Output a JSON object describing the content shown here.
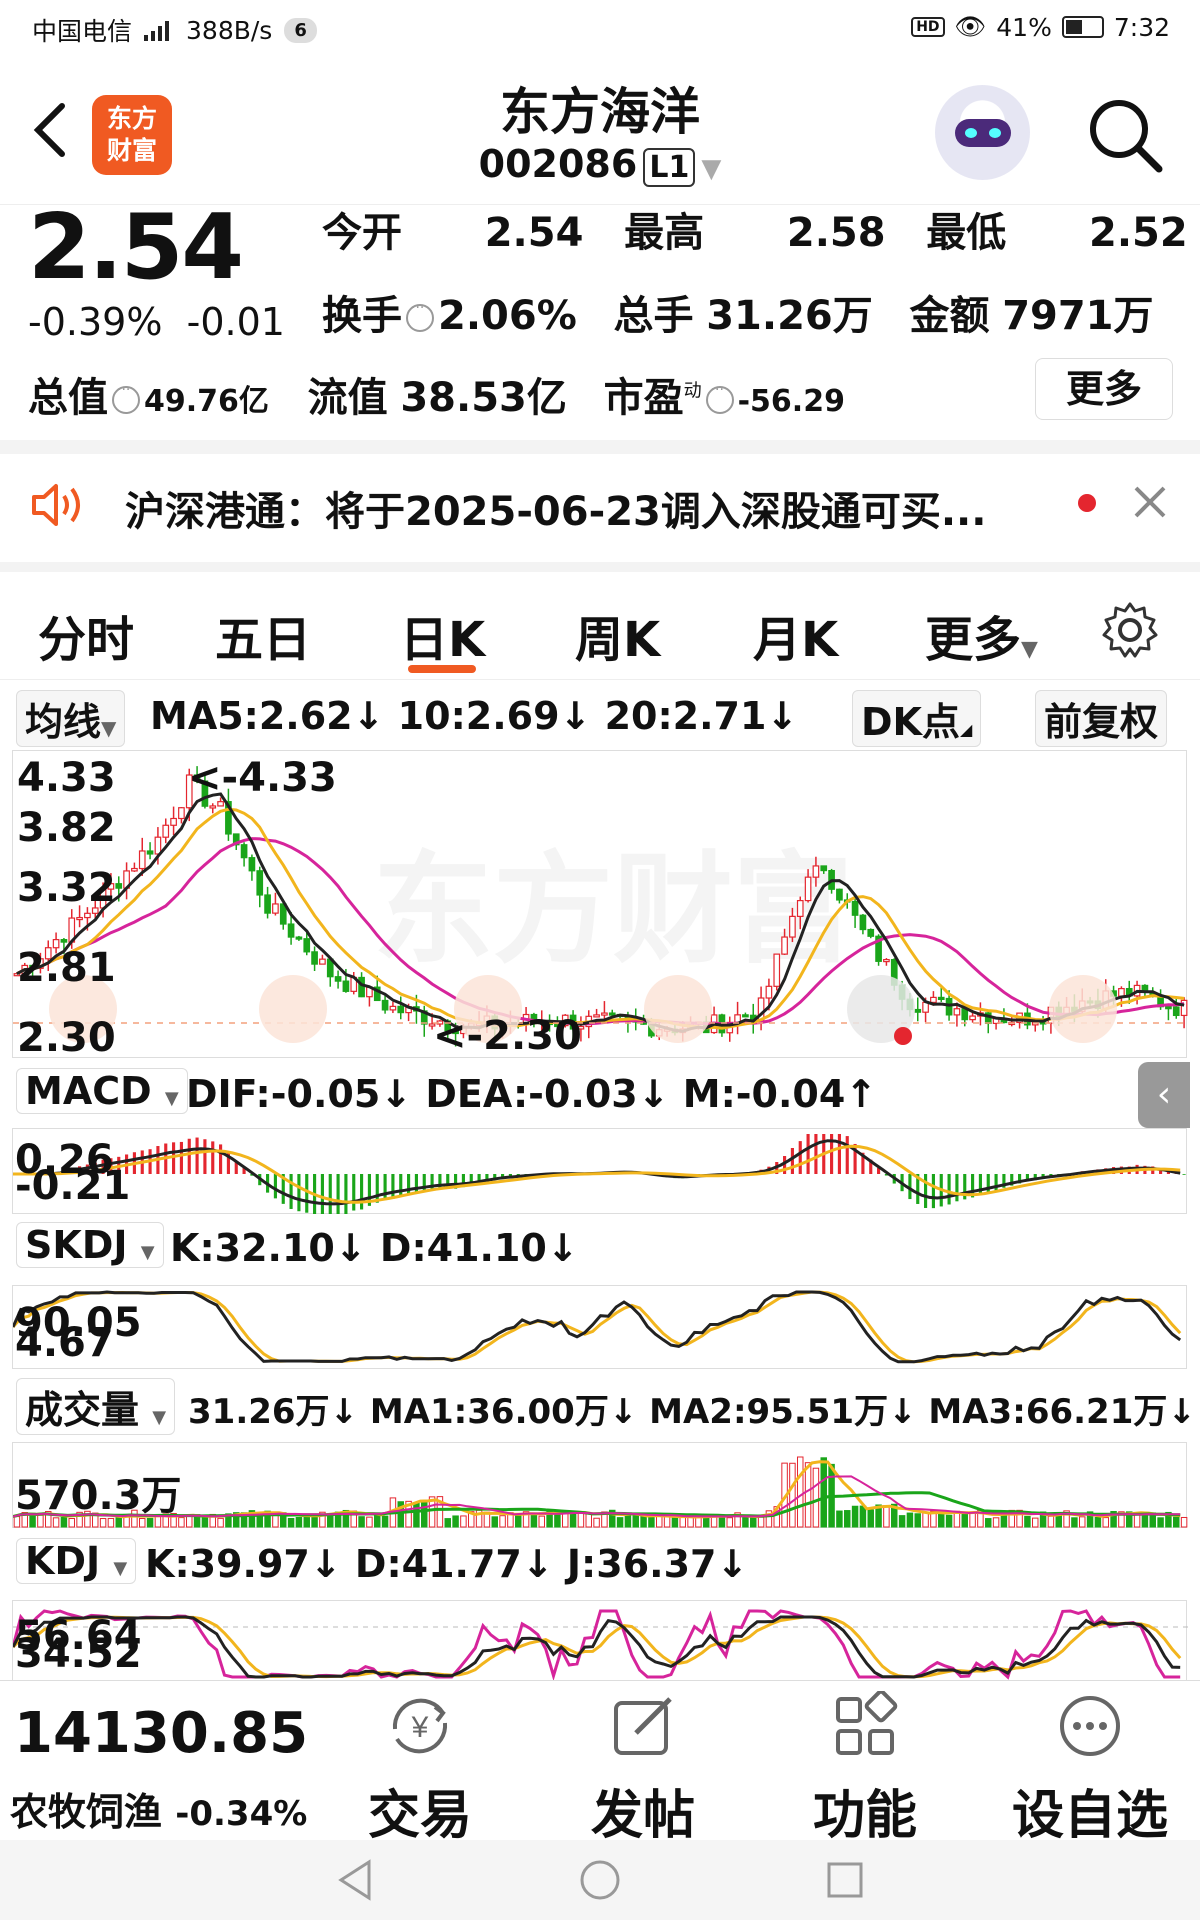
{
  "status_bar": {
    "carrier": "中国电信",
    "network": "4G",
    "speed": "388B/s",
    "notif_count": "6",
    "battery": "41%",
    "time": "7:32"
  },
  "header": {
    "logo_text_1": "东方",
    "logo_text_2": "财富",
    "stock_name": "东方海洋",
    "stock_code": "002086",
    "level": "L1"
  },
  "quote": {
    "price": "2.54",
    "change_pct": "-0.39%",
    "change_abs": "-0.01",
    "open_label": "今开",
    "open": "2.54",
    "high_label": "最高",
    "high": "2.58",
    "low_label": "最低",
    "low": "2.52",
    "turnover_label": "换手",
    "turnover": "2.06%",
    "volume_label": "总手",
    "volume": "31.26万",
    "amount_label": "金额",
    "amount": "7971万",
    "mcap_label": "总值",
    "mcap": "49.76亿",
    "float_label": "流值",
    "float_cap": "38.53亿",
    "pe_label": "市盈",
    "pe_sup": "动",
    "pe": "-56.29",
    "more": "更多"
  },
  "notice": {
    "text": "沪深港通：将于2025-06-23调入深股通可买..."
  },
  "tabs": [
    "分时",
    "五日",
    "日K",
    "周K",
    "月K",
    "更多"
  ],
  "active_tab": 2,
  "chart": {
    "ma_label": "均线",
    "ma_text": "MA5:2.62↓ 10:2.69↓ 20:2.71↓",
    "dk_label": "DK点",
    "adj_label": "前复权",
    "price_axis": [
      "4.33",
      "3.82",
      "3.32",
      "2.81",
      "2.30"
    ],
    "high_mark": "4.33",
    "low_mark": "2.30",
    "macd_label": "MACD",
    "macd_text": "DIF:-0.05↓  DEA:-0.03↓  M:-0.04↑",
    "macd_axis_top": "0.26",
    "macd_axis_bottom": "-0.21",
    "skdj_label": "SKDJ",
    "skdj_text": "K:32.10↓  D:41.10↓",
    "skdj_axis_top": "90.05",
    "skdj_axis_bottom": "4.67",
    "vol_label": "成交量",
    "vol_text": "31.26万↓ MA1:36.00万↓ MA2:95.51万↓ MA3:66.21万↓",
    "vol_axis": "570.3万",
    "kdj_label": "KDJ",
    "kdj_text": "K:39.97↓  D:41.77↓  J:36.37↓",
    "kdj_axis_top": "56.64",
    "kdj_axis_bottom": "34.52",
    "watermark": "东方财富",
    "up_color": "#e4262f",
    "down_color": "#1aa51a",
    "ma5_color": "#222222",
    "ma10_color": "#f2b51d",
    "ma20_color": "#d6249b"
  },
  "bottom": {
    "index_value": "14130.85",
    "index_name": "农牧饲渔",
    "index_change": "-0.34%",
    "trade": "交易",
    "post": "发帖",
    "func": "功能",
    "watch": "设自选"
  }
}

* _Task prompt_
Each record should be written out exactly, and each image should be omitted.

* _Exercise solution_
Output a JSON object describing the content shown here.
{
  "status_bar": {
    "carrier": "中国电信",
    "network": "4G",
    "speed": "388B/s",
    "notif_count": "6",
    "battery": "41%",
    "time": "7:32"
  },
  "header": {
    "logo_text_1": "东方",
    "logo_text_2": "财富",
    "stock_name": "东方海洋",
    "stock_code": "002086",
    "level": "L1"
  },
  "quote": {
    "price": "2.54",
    "change_pct": "-0.39%",
    "change_abs": "-0.01",
    "open_label": "今开",
    "open": "2.54",
    "high_label": "最高",
    "high": "2.58",
    "low_label": "最低",
    "low": "2.52",
    "turnover_label": "换手",
    "turnover": "2.06%",
    "volume_label": "总手",
    "volume": "31.26万",
    "amount_label": "金额",
    "amount": "7971万",
    "mcap_label": "总值",
    "mcap": "49.76亿",
    "float_label": "流值",
    "float_cap": "38.53亿",
    "pe_label": "市盈",
    "pe_sup": "动",
    "pe": "-56.29",
    "more": "更多"
  },
  "notice": {
    "text": "沪深港通：将于2025-06-23调入深股通可买..."
  },
  "tabs": [
    "分时",
    "五日",
    "日K",
    "周K",
    "月K",
    "更多"
  ],
  "active_tab": 2,
  "chart": {
    "ma_label": "均线",
    "ma_text": "MA5:2.62↓ 10:2.69↓ 20:2.71↓",
    "dk_label": "DK点",
    "adj_label": "前复权",
    "price_axis": [
      "4.33",
      "3.82",
      "3.32",
      "2.81",
      "2.30"
    ],
    "high_mark": "4.33",
    "low_mark": "2.30",
    "macd_label": "MACD",
    "macd_text": "DIF:-0.05↓  DEA:-0.03↓  M:-0.04↑",
    "macd_axis_top": "0.26",
    "macd_axis_bottom": "-0.21",
    "skdj_label": "SKDJ",
    "skdj_text": "K:32.10↓  D:41.10↓",
    "skdj_axis_top": "90.05",
    "skdj_axis_bottom": "4.67",
    "vol_label": "成交量",
    "vol_text": "31.26万↓ MA1:36.00万↓ MA2:95.51万↓ MA3:66.21万↓",
    "vol_axis": "570.3万",
    "kdj_label": "KDJ",
    "kdj_text": "K:39.97↓  D:41.77↓  J:36.37↓",
    "kdj_axis_top": "56.64",
    "kdj_axis_bottom": "34.52",
    "watermark": "东方财富",
    "up_color": "#e4262f",
    "down_color": "#1aa51a",
    "ma5_color": "#222222",
    "ma10_color": "#f2b51d",
    "ma20_color": "#d6249b"
  },
  "bottom": {
    "index_value": "14130.85",
    "index_name": "农牧饲渔",
    "index_change": "-0.34%",
    "trade": "交易",
    "post": "发帖",
    "func": "功能",
    "watch": "设自选"
  }
}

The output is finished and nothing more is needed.